If you’ve been reading about retirement number estimation, you probably have heard that the experts recommend you estimate your retirement spending at around 70-90% of your current salary. The problem with using 70-90% is that:
- That’s a huge range.
- Rules of thumb work for the masses, tailor it to your own situation.
- Since when was life as easy as that?
So, while you can start with the 70-90%, picking the lower end if you want to be riskier and the higher end if you want to be conservative, here are a few tips to help you adjust it higher or lower based on these factors.
Remember expenses that will go away. Hopefully in retirement you won’t have to be paying off a mortgage or at least you’ll be very close. Consider that and other expenses that may be sunsetting while you are in retirement and be sure to take that into account when you make your retirement calculations.

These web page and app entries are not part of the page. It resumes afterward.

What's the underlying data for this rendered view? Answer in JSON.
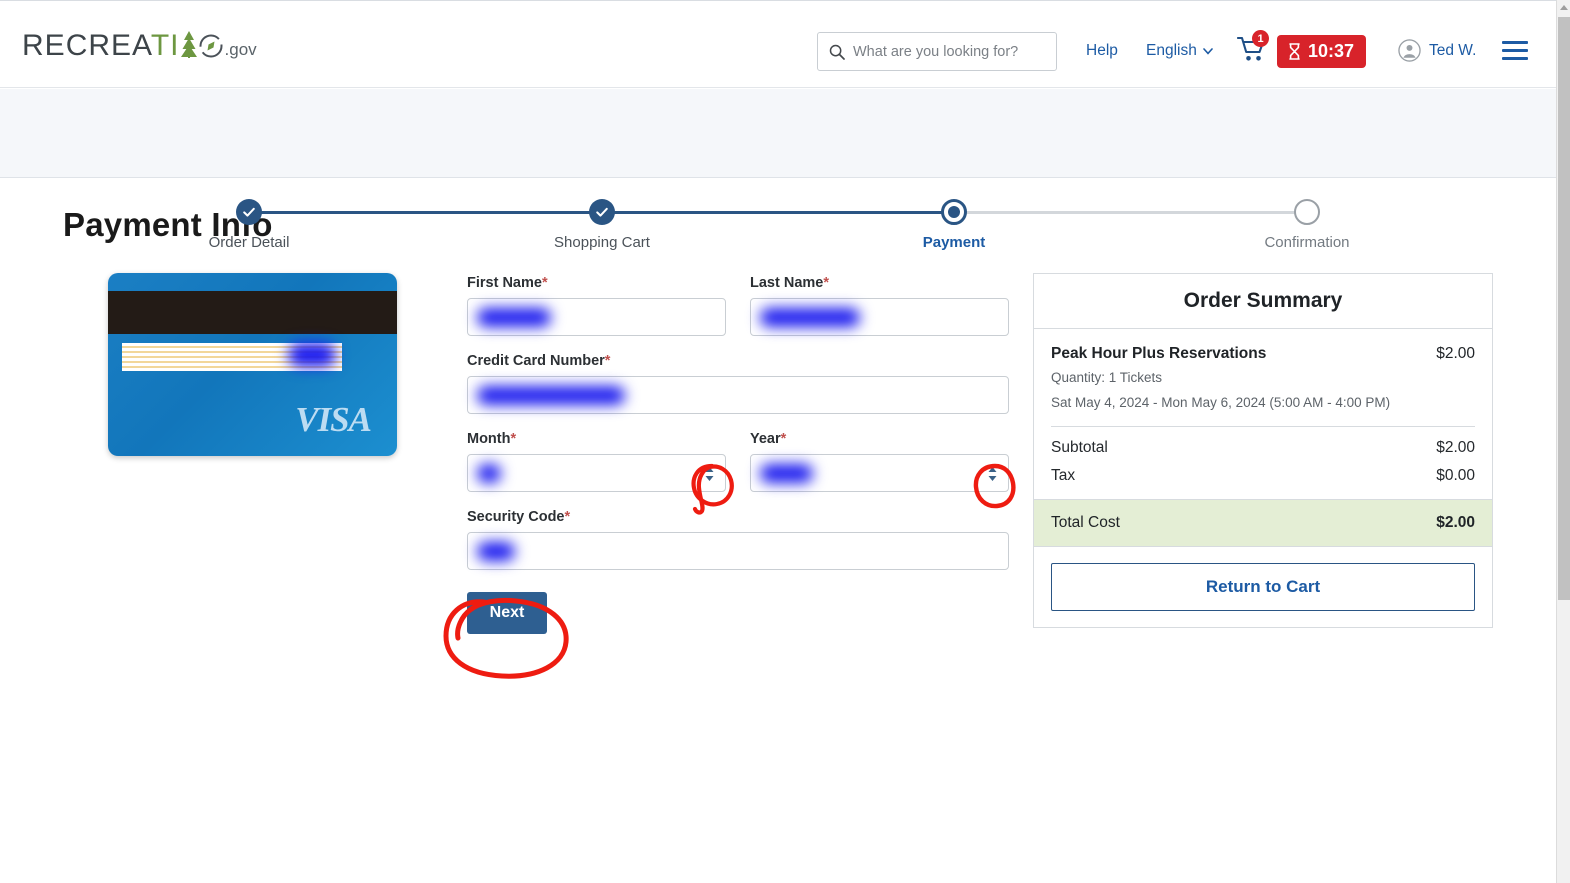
{
  "header": {
    "logo": {
      "text_main": "RECREATION",
      "text_sub": ".gov"
    },
    "search": {
      "placeholder": "What are you looking for?",
      "value": ""
    },
    "help_label": "Help",
    "language_label": "English",
    "cart_badge": "1",
    "timer_label": "10:37",
    "user_label": "Ted W."
  },
  "stepper": {
    "steps": [
      {
        "label": "Order Detail",
        "state": "done"
      },
      {
        "label": "Shopping Cart",
        "state": "done"
      },
      {
        "label": "Payment",
        "state": "current"
      },
      {
        "label": "Confirmation",
        "state": "todo"
      }
    ]
  },
  "main": {
    "page_title": "Payment Info",
    "card": {
      "brand": "VISA"
    },
    "form": {
      "first_name": {
        "label": "First Name",
        "required": "*",
        "value_redacted": true
      },
      "last_name": {
        "label": "Last Name",
        "required": "*",
        "value_redacted": true
      },
      "credit_card_number": {
        "label": "Credit Card Number",
        "required": "*",
        "value_redacted": true
      },
      "month": {
        "label": "Month",
        "required": "*",
        "value_redacted": true
      },
      "year": {
        "label": "Year",
        "required": "*",
        "value_redacted": true
      },
      "security_code": {
        "label": "Security Code",
        "required": "*",
        "value_redacted": true
      },
      "submit_label": "Next"
    }
  },
  "summary": {
    "title": "Order Summary",
    "item": {
      "name": "Peak Hour Plus Reservations",
      "price": "$2.00",
      "quantity": "Quantity: 1 Tickets",
      "dates": "Sat May 4, 2024 - Mon May 6, 2024 (5:00 AM - 4:00 PM)"
    },
    "lines": [
      {
        "label": "Subtotal",
        "value": "$2.00"
      },
      {
        "label": "Tax",
        "value": "$0.00"
      }
    ],
    "total": {
      "label": "Total Cost",
      "value": "$2.00"
    },
    "return_label": "Return to Cart"
  },
  "colors": {
    "brand_blue": "#1d5ba4",
    "step_blue": "#2a5584",
    "alert_red": "#d8232a",
    "annotation_red": "#ee1c11",
    "total_green_bg": "#e4eed5",
    "redaction_blue": "#1a1aee",
    "logo_green": "#6d9741"
  }
}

Think about what you might cut out You may enjoy horseback riding as a hobby and it’s one of your expenses right now, do you foresee yourself continuing that hobby into retirement? You may love the internet now but you might want to cancel cable in your retirement so you can disconnect? Consider these as ways to lower your needs.

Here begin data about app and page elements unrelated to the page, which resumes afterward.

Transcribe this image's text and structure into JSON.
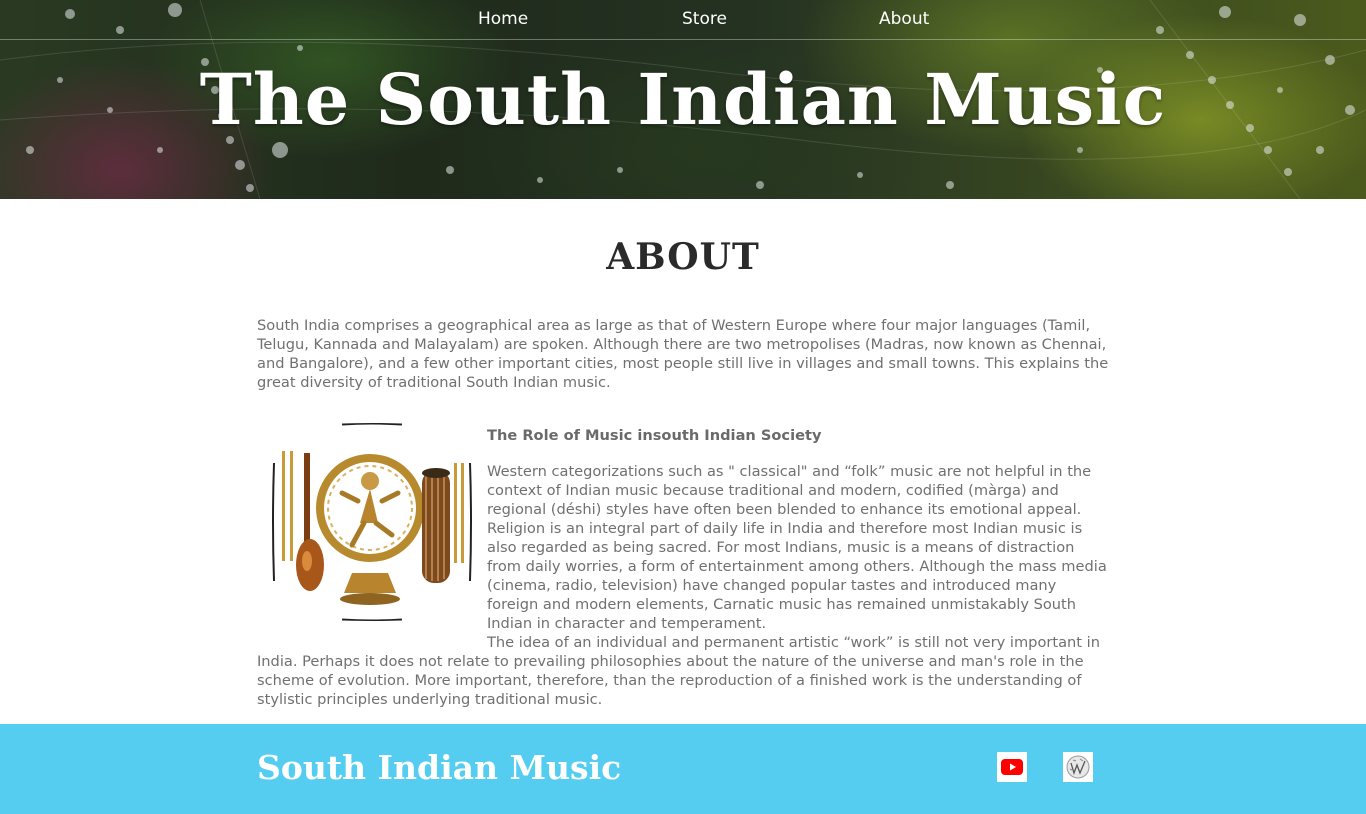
{
  "nav": {
    "items": [
      {
        "label": "Home"
      },
      {
        "label": "Store"
      },
      {
        "label": "About"
      }
    ]
  },
  "hero": {
    "title": "The South Indian Music"
  },
  "main": {
    "heading": "ABOUT",
    "intro": "South India comprises a geographical area as large as that of Western Europe where four major languages (Tamil, Telugu, Kannada and Malayalam) are spoken. Although there are two metropolises (Madras, now known as Chennai, and Bangalore), and a few other important cities, most people still live in villages and small towns. This explains the great diversity of traditional South Indian music.",
    "section_title": "The Role of Music insouth Indian Society",
    "paragraph1": "Western categorizations such as \" classical\" and “folk” music are not helpful in the context of Indian music because traditional and modern, codified (màrga) and regional (déshi) styles have often been blended to enhance its emotional appeal. Religion is an integral part of daily life in India and therefore most Indian music is also regarded as being sacred. For most Indians, music is a means of distraction from daily worries, a form of entertainment among others. Although the mass media (cinema, radio, television) have changed popular tastes and introduced many foreign and modern elements, Carnatic music has remained unmistakably South Indian in character and temperament.",
    "paragraph2": "The idea of an individual and permanent artistic “work” is still not very important in India. Perhaps it does not relate to prevailing philosophies about the nature of the universe and man's role in the scheme of evolution. More important, therefore, than the reproduction of a finished work is the understanding of stylistic principles underlying traditional music."
  },
  "footer": {
    "title": "South Indian Music",
    "icons": [
      "youtube-icon",
      "wikipedia-icon"
    ]
  },
  "colors": {
    "footer_bg": "#55cdf0",
    "text": "#707070",
    "heading": "#2a2a2a",
    "youtube_red": "#ff0000"
  }
}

Medical expenses. If you’re in relatively good health and have good health insurance, you may not need to adjust the 70-90% rule. If you are a smoker, you have a family history of health disease or cancer or any of other chronic conditions, or are in moderate to poorer health, add some padding to your retirement number to cover those contingencies.
Longevity. A scary problem to have is for you to out live your money. If you’re in good health and come from a family with long lifespans, add some more funds to the rule so that you can cover the good situation of living longer.

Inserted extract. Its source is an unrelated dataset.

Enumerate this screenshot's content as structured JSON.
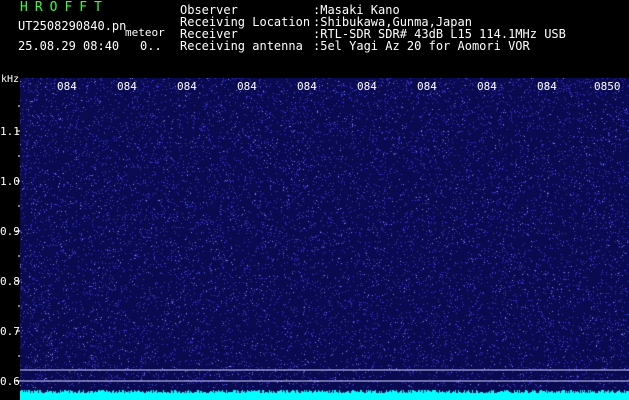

Ultimately you need to think of all these factors that may require you to have more funds than you original anticipated. Rules of thumb are a good start but they’re not the final answer.